## Exercise goal
Reproduce the listing that follows word for word, without its pictures.
[Start of Attachment]
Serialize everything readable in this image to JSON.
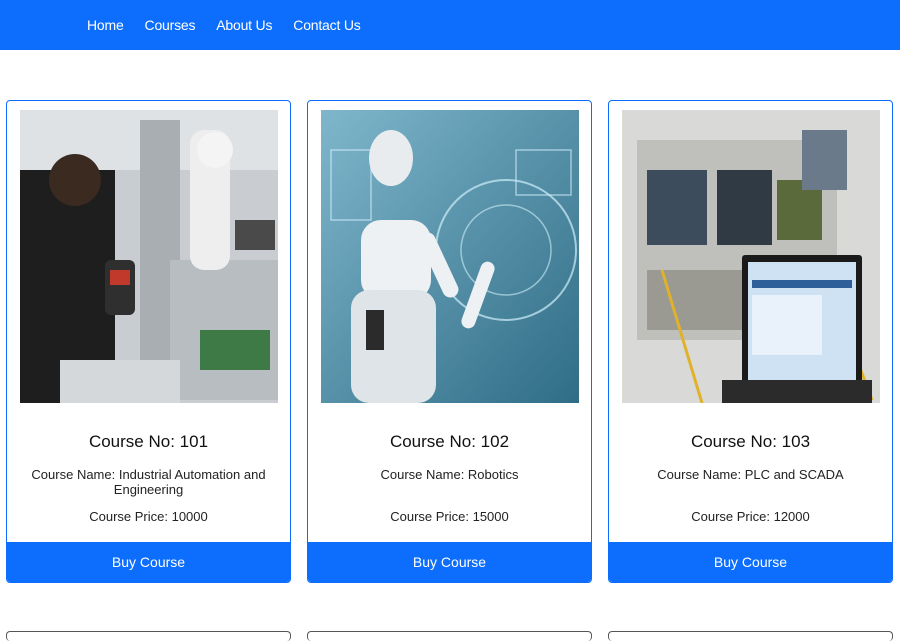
{
  "nav": {
    "items": [
      "Home",
      "Courses",
      "About Us",
      "Contact Us"
    ]
  },
  "courses": [
    {
      "number": "Course No: 101",
      "name": "Course Name: Industrial Automation and Engineering",
      "price": "Course Price: 10000",
      "button": "Buy Course",
      "image": "industrial-automation-photo"
    },
    {
      "number": "Course No: 102",
      "name": "Course Name: Robotics",
      "price": "Course Price: 15000",
      "button": "Buy Course",
      "image": "robot-photo"
    },
    {
      "number": "Course No: 103",
      "name": "Course Name: PLC and SCADA",
      "price": "Course Price: 12000",
      "button": "Buy Course",
      "image": "plc-panel-photo"
    }
  ],
  "colors": {
    "primary": "#0d6efd",
    "text": "#111111"
  }
}
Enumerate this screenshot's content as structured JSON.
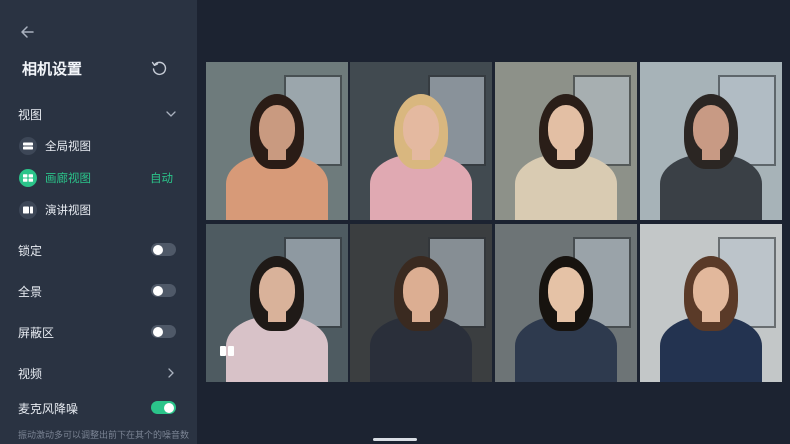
{
  "header": {
    "title": "相机设置"
  },
  "sections": {
    "view": "视图",
    "lock": "锁定",
    "panorama": "全景",
    "mask": "屏蔽区",
    "video": "视频",
    "noise": "麦克风降噪"
  },
  "view_options": [
    {
      "label": "全局视图",
      "icon": "global-view-icon",
      "active": false
    },
    {
      "label": "画廊视图",
      "icon": "gallery-view-icon",
      "active": true,
      "badge": "自动"
    },
    {
      "label": "演讲视图",
      "icon": "speaker-view-icon",
      "active": false
    }
  ],
  "toggles": {
    "lock": false,
    "panorama": false,
    "mask": false,
    "noise": true
  },
  "hint": "振动激动多可以调整出前下在其个的噪音数",
  "colors": {
    "accent": "#2bc48a",
    "sidebar": "#2a3342",
    "background": "#1b2230"
  },
  "video_tiles": [
    {
      "id": "tile-1",
      "hair": "#2a1c16",
      "skin": "#c99a80",
      "shirt": "#d79a78",
      "bg": "#6e7b7c"
    },
    {
      "id": "tile-2",
      "hair": "#d9b77f",
      "skin": "#e4b9a0",
      "shirt": "#e0a9b2",
      "bg": "#414a50"
    },
    {
      "id": "tile-3",
      "hair": "#2a1e18",
      "skin": "#e3bfa4",
      "shirt": "#d9cbb2",
      "bg": "#8d9189"
    },
    {
      "id": "tile-4",
      "hair": "#2b2623",
      "skin": "#c89a84",
      "shirt": "#3a4046",
      "bg": "#a7b3b8"
    },
    {
      "id": "tile-5",
      "hair": "#1f1a17",
      "skin": "#d9b29a",
      "shirt": "#d8c2c8",
      "bg": "#4e5b61"
    },
    {
      "id": "tile-6",
      "hair": "#3a2a20",
      "skin": "#dcae92",
      "shirt": "#2a2f3a",
      "bg": "#3b3e40"
    },
    {
      "id": "tile-7",
      "hair": "#17130f",
      "skin": "#e5c2a6",
      "shirt": "#2e3a4e",
      "bg": "#6d7476"
    },
    {
      "id": "tile-8",
      "hair": "#5a3a28",
      "skin": "#e2b89c",
      "shirt": "#233350",
      "bg": "#c3c7c8"
    }
  ]
}
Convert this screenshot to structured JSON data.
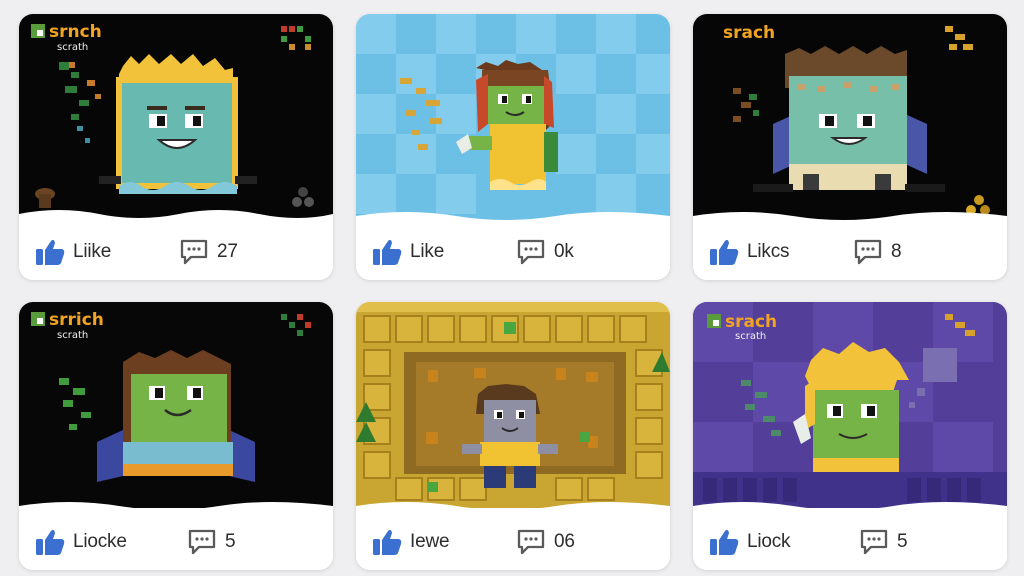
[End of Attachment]
## Reply to the task
Serialize everything readable in this image to JSON.
{
  "nav": {
    "items": [
      "Home",
      "Courses",
      "About Us",
      "Contact Us"
    ]
  },
  "courses": [
    {
      "number": "Course No: 101",
      "name": "Course Name: Industrial Automation and Engineering",
      "price": "Course Price: 10000",
      "button": "Buy Course",
      "image": "industrial-automation-photo"
    },
    {
      "number": "Course No: 102",
      "name": "Course Name: Robotics",
      "price": "Course Price: 15000",
      "button": "Buy Course",
      "image": "robot-photo"
    },
    {
      "number": "Course No: 103",
      "name": "Course Name: PLC and SCADA",
      "price": "Course Price: 12000",
      "button": "Buy Course",
      "image": "plc-panel-photo"
    }
  ],
  "colors": {
    "primary": "#0d6efd",
    "text": "#111111"
  }
}
Enumerate this screenshot's content as structured JSON.
{
  "header": {
    "title": "相机设置"
  },
  "sections": {
    "view": "视图",
    "lock": "锁定",
    "panorama": "全景",
    "mask": "屏蔽区",
    "video": "视频",
    "noise": "麦克风降噪"
  },
  "view_options": [
    {
      "label": "全局视图",
      "icon": "global-view-icon",
      "active": false
    },
    {
      "label": "画廊视图",
      "icon": "gallery-view-icon",
      "active": true,
      "badge": "自动"
    },
    {
      "label": "演讲视图",
      "icon": "speaker-view-icon",
      "active": false
    }
  ],
  "toggles": {
    "lock": false,
    "panorama": false,
    "mask": false,
    "noise": true
  },
  "hint": "振动激动多可以调整出前下在其个的噪音数",
  "colors": {
    "accent": "#2bc48a",
    "sidebar": "#2a3342",
    "background": "#1b2230"
  },
  "video_tiles": [
    {
      "id": "tile-1",
      "hair": "#2a1c16",
      "skin": "#c99a80",
      "shirt": "#d79a78",
      "bg": "#6e7b7c"
    },
    {
      "id": "tile-2",
      "hair": "#d9b77f",
      "skin": "#e4b9a0",
      "shirt": "#e0a9b2",
      "bg": "#414a50"
    },
    {
      "id": "tile-3",
      "hair": "#2a1e18",
      "skin": "#e3bfa4",
      "shirt": "#d9cbb2",
      "bg": "#8d9189"
    },
    {
      "id": "tile-4",
      "hair": "#2b2623",
      "skin": "#c89a84",
      "shirt": "#3a4046",
      "bg": "#a7b3b8"
    },
    {
      "id": "tile-5",
      "hair": "#1f1a17",
      "skin": "#d9b29a",
      "shirt": "#d8c2c8",
      "bg": "#4e5b61"
    },
    {
      "id": "tile-6",
      "hair": "#3a2a20",
      "skin": "#dcae92",
      "shirt": "#2a2f3a",
      "bg": "#3b3e40"
    },
    {
      "id": "tile-7",
      "hair": "#17130f",
      "skin": "#e5c2a6",
      "shirt": "#2e3a4e",
      "bg": "#6d7476"
    },
    {
      "id": "tile-8",
      "hair": "#5a3a28",
      "skin": "#e2b89c",
      "shirt": "#233350",
      "bg": "#c3c7c8"
    }
  ]
}
Convert this screenshot to structured JSON data.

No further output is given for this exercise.